SIGHTS:The sights are breathtaking. No, I'm not talking about Efron's abs (but ladies will not be disappointed). The scenery of the small coastal town is absolutely breathtaking. Maybe I've been cooped up in the concrete jungle, but it made me miss the days I used to sail up in Minnesota. Shots of the sea and the vast forest are beautifully placed throughout the film. Aside from the gorgeous natural sights, the movie focuses a little bit here and there on the local flavor of small town life. The unassuming shops and even the town harbor help to sell the small town charm, which is never really given the credit it deserves, but remains an important element in the story nonetheless. Score: 8
SOUNDS: Isn't it always funny how some obscure indie band ends up playing on the radio in a hip small-town bar? Believe me, if that were the case, and I didn't expect to hear Lady Gaga or Beyonce, I'd be out in the bar scene a lot more. Matthew Barber, who I've been a big fan of for about two years, is finally getting some props which was refreshing to hear. Honestly, most of the music is pretty strong, but nothing new to devoted indie fans. The only downside to the musical selection is the score of the movie itself. It tends to lead the scene with its overdramatic tone which can be distracting, but other than that, an impressive effort. Score: 7
BEST SCENE: The car wreck that we all knew was coming is surprisingly well done. It's both tasteful and emotionally resonant. Most early scenes in the movie do well in illustrating the dynamic between the two brothers that forms what should've been the emotional core of the movie.
ENDING: The third act "twist" occurs about a half hour before the movie is over. Ignoring the fact that the twist is heavily foreshadowed, by the time it was over, I honestly found myself praying for death.
QUESTIONS: If a ghost throws a ball and hits you in the nuts, does it still hurt? I'm not being zen or anything, it actually comes up. It's hinted as to why Charlie can see ghosts or whatever you'd like to call them, but it's never clear what role they play in his world. Can he physically interact with them or does he just think that he does? I never got that bit.
REWATCHABILITY: Remember the torture scene in A Clockwork Orange where they're playing scenes of violence and forcing Alex to watch? Maybe I'd rewatch Charlie St. Cloud if I was re-enacting that.

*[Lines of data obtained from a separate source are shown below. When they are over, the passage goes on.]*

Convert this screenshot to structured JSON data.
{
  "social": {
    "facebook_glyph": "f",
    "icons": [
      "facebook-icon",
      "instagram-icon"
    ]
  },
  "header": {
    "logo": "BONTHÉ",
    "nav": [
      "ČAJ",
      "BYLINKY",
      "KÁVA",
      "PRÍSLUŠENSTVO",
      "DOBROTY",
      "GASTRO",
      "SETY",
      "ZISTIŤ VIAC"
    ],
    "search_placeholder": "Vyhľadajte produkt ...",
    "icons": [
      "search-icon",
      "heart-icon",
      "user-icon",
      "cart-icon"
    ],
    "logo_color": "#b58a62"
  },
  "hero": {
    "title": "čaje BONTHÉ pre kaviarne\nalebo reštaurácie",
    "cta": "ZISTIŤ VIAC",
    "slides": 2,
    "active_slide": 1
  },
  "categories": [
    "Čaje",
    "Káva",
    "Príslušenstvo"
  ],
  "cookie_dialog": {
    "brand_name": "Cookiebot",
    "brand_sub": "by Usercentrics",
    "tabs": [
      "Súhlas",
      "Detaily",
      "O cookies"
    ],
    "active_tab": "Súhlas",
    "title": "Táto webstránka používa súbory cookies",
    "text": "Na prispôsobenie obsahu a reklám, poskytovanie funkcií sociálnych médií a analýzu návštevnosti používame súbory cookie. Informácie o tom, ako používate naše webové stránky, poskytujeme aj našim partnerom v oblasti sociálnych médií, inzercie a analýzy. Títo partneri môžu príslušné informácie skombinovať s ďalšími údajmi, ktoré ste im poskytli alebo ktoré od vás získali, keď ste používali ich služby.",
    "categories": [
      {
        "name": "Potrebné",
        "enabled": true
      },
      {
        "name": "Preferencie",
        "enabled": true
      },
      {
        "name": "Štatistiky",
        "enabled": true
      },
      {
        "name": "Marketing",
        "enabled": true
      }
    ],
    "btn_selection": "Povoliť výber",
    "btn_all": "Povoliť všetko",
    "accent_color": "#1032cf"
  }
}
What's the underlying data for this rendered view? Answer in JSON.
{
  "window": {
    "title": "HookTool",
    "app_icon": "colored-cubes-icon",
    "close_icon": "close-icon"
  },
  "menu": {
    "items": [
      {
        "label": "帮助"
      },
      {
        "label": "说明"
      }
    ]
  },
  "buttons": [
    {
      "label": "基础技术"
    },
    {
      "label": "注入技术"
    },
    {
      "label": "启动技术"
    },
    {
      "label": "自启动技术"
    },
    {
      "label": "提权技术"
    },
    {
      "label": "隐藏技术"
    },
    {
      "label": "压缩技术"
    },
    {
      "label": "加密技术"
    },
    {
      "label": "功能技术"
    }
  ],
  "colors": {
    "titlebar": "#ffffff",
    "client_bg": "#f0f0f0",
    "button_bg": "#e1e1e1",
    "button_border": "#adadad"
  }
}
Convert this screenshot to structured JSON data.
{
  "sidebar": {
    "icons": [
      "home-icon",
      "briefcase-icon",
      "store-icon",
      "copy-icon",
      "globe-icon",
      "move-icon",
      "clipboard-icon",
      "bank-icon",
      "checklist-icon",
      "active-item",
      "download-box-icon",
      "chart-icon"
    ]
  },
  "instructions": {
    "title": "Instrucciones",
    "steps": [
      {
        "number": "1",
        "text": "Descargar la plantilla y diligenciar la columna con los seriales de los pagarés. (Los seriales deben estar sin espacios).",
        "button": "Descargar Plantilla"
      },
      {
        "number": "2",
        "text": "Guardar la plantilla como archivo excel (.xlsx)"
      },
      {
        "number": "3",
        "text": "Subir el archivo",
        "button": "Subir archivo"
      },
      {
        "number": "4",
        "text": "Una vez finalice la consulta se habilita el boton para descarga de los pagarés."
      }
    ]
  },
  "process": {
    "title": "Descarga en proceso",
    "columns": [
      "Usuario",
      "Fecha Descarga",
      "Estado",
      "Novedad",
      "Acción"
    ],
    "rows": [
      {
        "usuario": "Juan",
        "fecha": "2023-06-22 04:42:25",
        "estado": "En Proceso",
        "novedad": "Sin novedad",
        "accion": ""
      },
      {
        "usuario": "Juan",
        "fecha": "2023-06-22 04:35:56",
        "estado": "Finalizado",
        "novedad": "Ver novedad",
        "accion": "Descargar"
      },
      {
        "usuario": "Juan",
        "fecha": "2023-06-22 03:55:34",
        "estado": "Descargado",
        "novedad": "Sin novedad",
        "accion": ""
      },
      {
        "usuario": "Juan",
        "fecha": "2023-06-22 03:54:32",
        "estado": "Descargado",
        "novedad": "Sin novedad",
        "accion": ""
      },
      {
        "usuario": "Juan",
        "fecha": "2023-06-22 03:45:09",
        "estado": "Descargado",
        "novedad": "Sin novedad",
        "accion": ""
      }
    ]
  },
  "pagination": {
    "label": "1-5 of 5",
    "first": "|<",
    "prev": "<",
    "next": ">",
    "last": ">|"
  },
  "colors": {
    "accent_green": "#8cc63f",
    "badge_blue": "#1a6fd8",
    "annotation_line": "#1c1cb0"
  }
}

Part of the problem with Charlie St. Cloud is that it's never sure of what it wants to be. At its best, it's a fine performance piece for Efron. At its worst, it reads like a bad episode of The Ghost Whisperer. Although it has some very strong emotional moments, it quickly loses sight in moments of inappropriate humor and unnecessary dramatics. If it had been a more concentrated effort, focused on telling a story rather than pleasing tweens, it may have succeeded, but sadly, it comes up short.
With the previews, I was initially concerned with the balance of sincere emotion and smarmy romance, but there's much more at work. In fact, it quickly becomes clear that there's too much. The loss of his brother, his romantic interests, and his quest for forgiveness all work together to muddy the waters. I was never entirely sure of how I was supposed to feel at any given moment. It's this and a variety of other things that destroy any chance of Charlie St. Cloud being taken seriously. Although I initially had hopes for the project, Charlie St. Cloud nearly drowns itself in missed opportunities.
FINAL SCORE: 5/10